Michel de Boüard de Laforest, historian, chartist and rector of the Academy of Caen, researched the origins of his family. The earliest reference he found to his family tree was that of Georges Boüard, born in 1544, a Bourgeois and Jurat from the city of Bordeaux. At the end of the 18th century, in 1782, Jean de Boüard de Laforest, a bodyguard of the king, settled in Saint-Emilion. His daughter, Catherine Sophie de Boüard de Laforest, met Charles Souffrain de Lavergne in 1795 and settled on the Mazerat estate, which belonged to her husband. At the beginning of the 20th century, Maurice de Boüard de Laforest inherited the estate. He expanded it and the half kilo in 1920 with the name of a 3-hectare toe enclosure called Angélus. He left it to his sons in 1945. Jacques and Christian de Boüard de Laforest continue the work of their father and that of previous generations. The property was incorporated in 1954. They expanded it further until it exceeded 20 acres in 1985. At that time, Hubert de Boüard de Laforest, son of Jacques, took over the management of the estate and was joined in 1987 by his cousin Jean-Bernard Grenié, son-in-law of Christian and later his daughter, Stéphanie de Boüard- Rivul in 2012.

The vineyard of Château Angélus is located in a natural amphitheater overlooking the three Saint-Emilion churches. In the middle of this special place, the sounds were amplified and the angel bells in the morning, afternoon and evening. They travel the working day in the rhythm in the surrounding villages and the men and women who take a few minutes to stop working and pray. The great French Impressionist painter Jean-François Millet immortalized this moment of prayer in his magnificent work "The Angelus", now on display at the Musée d'Orsay in Paris.

Less than a kilometer from the famous bell tower of Saint-Emilion, situated at the acclaimed 'foot of the hill' facing south, Angélus has been the life's work of eight generations of the Boüard de Laforest family. In the probable classification of Saint-Emilion wines in 1954, Château Angélus was a Grand Cru Classé.

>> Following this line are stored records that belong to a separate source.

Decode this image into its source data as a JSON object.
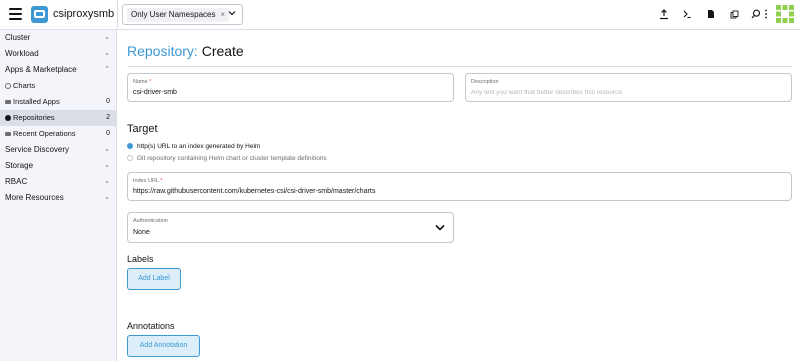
{
  "header": {
    "cluster_name": "csiproxysmb",
    "namespace_filter": {
      "chip_label": "Only User Namespaces",
      "chip_remove": "×"
    },
    "icons": [
      "import-yaml-icon",
      "kubectl-shell-icon",
      "kubeconfig-download-icon",
      "copy-kubeconfig-icon",
      "search-icon",
      "more-actions-icon"
    ],
    "accent": "#3d98d3"
  },
  "sidebar": {
    "groups": [
      {
        "label": "Cluster",
        "chevron": "⌄"
      },
      {
        "label": "Workload",
        "chevron": "⌄"
      },
      {
        "label": "Apps & Marketplace",
        "chevron": "⌃"
      },
      {
        "label": "Service Discovery",
        "chevron": "⌄"
      },
      {
        "label": "Storage",
        "chevron": "⌄"
      },
      {
        "label": "RBAC",
        "chevron": "⌄"
      },
      {
        "label": "More Resources",
        "chevron": "⌄"
      }
    ],
    "apps_items": [
      {
        "label": "Charts",
        "count": ""
      },
      {
        "label": "Installed Apps",
        "count": "0"
      },
      {
        "label": "Repositories",
        "count": "2"
      },
      {
        "label": "Recent Operations",
        "count": "0"
      }
    ]
  },
  "main": {
    "title_link": "Repository:",
    "title_rest": " Create",
    "name_field": {
      "label": "Name",
      "required": "*",
      "value": "csi-driver-smb"
    },
    "description_field": {
      "label": "Description",
      "placeholder": "Any text you want that better describes this resource"
    },
    "target": {
      "title": "Target",
      "options": [
        {
          "label": "http(s) URL to an index generated by Helm",
          "selected": true
        },
        {
          "label": "Git repository containing Helm chart or cluster template definitions",
          "selected": false
        }
      ]
    },
    "index_url_field": {
      "label": "Index URL",
      "required": "*",
      "value": "https://raw.githubusercontent.com/kubernetes-csi/csi-driver-smb/master/charts"
    },
    "authentication_field": {
      "label": "Authentication",
      "value": "None"
    },
    "labels": {
      "title": "Labels",
      "add_button": "Add Label"
    },
    "annotations": {
      "title": "Annotations",
      "add_button": "Add Annotation"
    }
  }
}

Already at that time it benefited from a solid reputation, which gave rise to the Bordeaux wine crisis of 1973 and participated in the oenological renewal of the 1980s. In this context, Hubert de Boüard de Laforest, graduate oenologist at the University of Bordeaux, took advantage of past of this wonderful wine, while resolutely focusing on the future strategy and developing and pursuing an ambitious and innovative policy to achieve excellence in viticulture and making.